Begin Your Recovery Journey.877-727-4343
Treatment and Early Intervention
The acute phase of suicidal ideation is one of the most important to address with treatment in all cases of suicide, whether it’s occurring alongside bipolar disorder, depression, or any other mental illness. During this phase, interventions aim to identify triggers for suicidal behavior and better understand its function—the why of it. Once your loved one and therapist establish the reasoning behind the suicidal thoughts and the triggers for the behaviors that stem from them, they can better make their way through the process of recovery. In many cases, family behavioral analysis is also used in cases where family dynamics and relationships are contributing to the suicidal behavior or bipolar disorder.
But the main reason that early intervention is so crucial for preventing suicidal behavior for people living with bipolar disorder is because without first addressing suicidal ideation, you cannot properly address other mental health challenges. And this notion is supported by research: one study concluded that “an assessment of suicidal risk must precede any attempt to treat psychiatric illness.”
If suicidal ideation is viewed as a byproduct of mental health challenges, rather than a challenge of its own, and is skipped right over in favor of jumping straight to treatment for bipolar disorder, people suffering from both disorders concurrently aren’t going to be able to give their suicidal thoughts the proper attention that they need to set the course for a full healthy recovery. In periods of mania or depression, these kinds of thoughts create a huge burden on the state of mind of your loved ones. Without the proper tools and knowledge of how to deal with them, they might be at a loss as to how to handle to situation.
Breaking Free of Bipolar Disorder and Suicidal Ideation Through Treatment
“My depression reached such an unbearably low point all I wanted was to die,” said Jess Melancholia, who struggles with bipolar disorder. “I felt like there was nothing more I could be and no one would care if I left. I was prepared to let it all go and leave my friends and family behind. But I didn’t.”
Like Jess, many people with bipolar disorder find themselves at the brink of letting go and release themselves to suicide. But comprehensive residential treatment gives people like Jess the ability to address the core of their suicidal thoughts and use this understanding to forge a path that deconstructs their concurrent illnesses and helps them live fuller, richer lives in spite of both their suicidal ideation and bipolar disorder.
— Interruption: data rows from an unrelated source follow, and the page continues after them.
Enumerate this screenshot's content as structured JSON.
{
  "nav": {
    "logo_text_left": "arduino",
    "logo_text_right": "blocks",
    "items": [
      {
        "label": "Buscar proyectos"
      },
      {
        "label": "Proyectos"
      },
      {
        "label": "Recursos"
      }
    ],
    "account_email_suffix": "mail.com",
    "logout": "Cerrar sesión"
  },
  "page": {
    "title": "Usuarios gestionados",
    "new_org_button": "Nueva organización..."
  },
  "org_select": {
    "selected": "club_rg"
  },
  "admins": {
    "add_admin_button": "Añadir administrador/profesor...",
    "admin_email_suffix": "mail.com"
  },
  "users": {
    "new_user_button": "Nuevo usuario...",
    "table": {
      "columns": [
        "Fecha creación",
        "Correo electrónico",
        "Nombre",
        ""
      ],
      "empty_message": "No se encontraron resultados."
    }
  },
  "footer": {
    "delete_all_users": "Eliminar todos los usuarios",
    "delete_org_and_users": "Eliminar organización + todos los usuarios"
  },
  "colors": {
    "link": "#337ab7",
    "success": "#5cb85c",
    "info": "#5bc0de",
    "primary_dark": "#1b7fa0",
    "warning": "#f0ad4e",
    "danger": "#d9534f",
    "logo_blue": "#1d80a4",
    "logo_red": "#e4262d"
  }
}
Common interventions for bipolar disorder include mood stabilizers in combination with any number of psychotherapies. Treatments for suicidal ideation are getting more comprehensive by the day, with certain medications showing promise for treatment during the acute phase that is so important for recovery. The road to recovery is not an easy path to take, and your loved one will be living and learning from their suicidal thoughts and their complex ties to their bipolar disorder each day. But ultimately, you can help them by providing them with the support that they need, allowing them to achieve the reward of a life defined by stability and a thorough understanding of themselves and their challenges. “After fighting tooth and nail with this force that was tearing my soul apart, I realized I was worth it,” said Jess.
Bridges to Recovery offers comprehensive residential treatment for people struggling with concurrent bipolar disorder and suicidal ideation. Contact us to learn more about how you can receive the treatment and support necessary for finding hope and stability within your
Lead Image Source: Unsplash user Shane Rounce